the consumer threads send all the processed packets back to the switches. The GPU outputs all the new packet out or flow mod and stores it into multiple output memory pools which only the consumer threads have access to.• The GPU kernel is invoked to process all packets in parallel. Finally. .

Producer-CPU: Each producer fetches the incoming packet in events and stores them into the processing memory pool for later inspection by the GPU. 3. Consumer-CPU: Each consumer thread reads their own memory pool and sends the processed packets back to their respective clients. Inspection-GPU: The producer memory pool is sorted (by packet in size) and transferred from host CPU memory to GPU memory. . The GPU kernel is launched to process the packets. Consumer-CPU. Inspection-GPU. and the output is saved into multiple output memory pools which can be accessed by the consumer threads.Workflow • We divide the workflow of the GPU Controller into three stages: Producer-CPU. 2. 1.

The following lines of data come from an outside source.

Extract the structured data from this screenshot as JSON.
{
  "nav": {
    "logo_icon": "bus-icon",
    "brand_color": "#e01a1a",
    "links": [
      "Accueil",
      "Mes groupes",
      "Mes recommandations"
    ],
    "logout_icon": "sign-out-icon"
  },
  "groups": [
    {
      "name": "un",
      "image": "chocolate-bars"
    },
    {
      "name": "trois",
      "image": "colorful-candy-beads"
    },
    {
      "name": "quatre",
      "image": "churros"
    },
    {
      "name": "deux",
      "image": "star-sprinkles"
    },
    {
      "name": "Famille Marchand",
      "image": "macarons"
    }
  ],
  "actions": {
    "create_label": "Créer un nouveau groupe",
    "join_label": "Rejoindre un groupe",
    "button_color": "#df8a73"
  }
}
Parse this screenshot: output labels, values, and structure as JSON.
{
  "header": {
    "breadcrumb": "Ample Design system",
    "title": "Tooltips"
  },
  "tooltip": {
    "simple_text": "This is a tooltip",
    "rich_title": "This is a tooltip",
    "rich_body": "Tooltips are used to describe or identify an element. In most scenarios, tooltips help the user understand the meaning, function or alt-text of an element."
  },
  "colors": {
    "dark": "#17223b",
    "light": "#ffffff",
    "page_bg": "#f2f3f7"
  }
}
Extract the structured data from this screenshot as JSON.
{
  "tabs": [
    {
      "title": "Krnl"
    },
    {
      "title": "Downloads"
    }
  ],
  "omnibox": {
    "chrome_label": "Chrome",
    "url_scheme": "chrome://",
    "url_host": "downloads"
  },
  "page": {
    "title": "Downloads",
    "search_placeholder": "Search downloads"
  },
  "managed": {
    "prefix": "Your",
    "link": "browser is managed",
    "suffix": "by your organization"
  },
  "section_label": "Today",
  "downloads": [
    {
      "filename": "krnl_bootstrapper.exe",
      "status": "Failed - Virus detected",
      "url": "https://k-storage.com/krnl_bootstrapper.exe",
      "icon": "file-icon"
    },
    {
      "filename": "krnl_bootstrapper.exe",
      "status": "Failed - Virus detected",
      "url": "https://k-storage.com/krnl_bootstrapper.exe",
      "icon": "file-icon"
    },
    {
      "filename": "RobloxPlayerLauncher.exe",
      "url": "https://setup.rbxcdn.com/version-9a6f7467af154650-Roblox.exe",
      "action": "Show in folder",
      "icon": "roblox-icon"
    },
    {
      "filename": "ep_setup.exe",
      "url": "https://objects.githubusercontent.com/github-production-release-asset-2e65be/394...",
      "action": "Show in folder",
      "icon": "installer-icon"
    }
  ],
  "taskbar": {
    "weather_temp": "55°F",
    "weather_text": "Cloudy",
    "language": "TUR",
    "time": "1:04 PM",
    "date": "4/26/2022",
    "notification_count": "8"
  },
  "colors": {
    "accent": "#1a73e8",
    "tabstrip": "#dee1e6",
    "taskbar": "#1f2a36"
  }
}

RAM etc. a centralized controller requires bigger. and more costly systems with more powerful CPUs. We maximized the number of packets/s that a regular controller can handle. Bottom line: the centralized approach can become expensive . an innovative framework for high performance SDN controller using commodity hardware that is able to scale vertically instead of horizontally like all the SDN controllers that exist nowadays...Conclusion • We have presented our stand-alone GPU Controller. In addition we also solved the problem that an SDN controller presents when the network scales and becomes bigger in terms of hosts and switches.

while providing vertical performance scalability. . By using GPUs as a processing engine and as a scalability element we can keep our centralized point of view and lower the CAPEX and OPEX because decent GPUs are less expensive. We believe that the solution of our SDN approach keeps the centralized view. while every x86 server can cost similar or more money and achieve lower throughput compared to a GPU. The key to maximal efficiency is the synergistic use of different components in a heterogeneous systems and how these components communicate with each other. • .Conclusion continues …..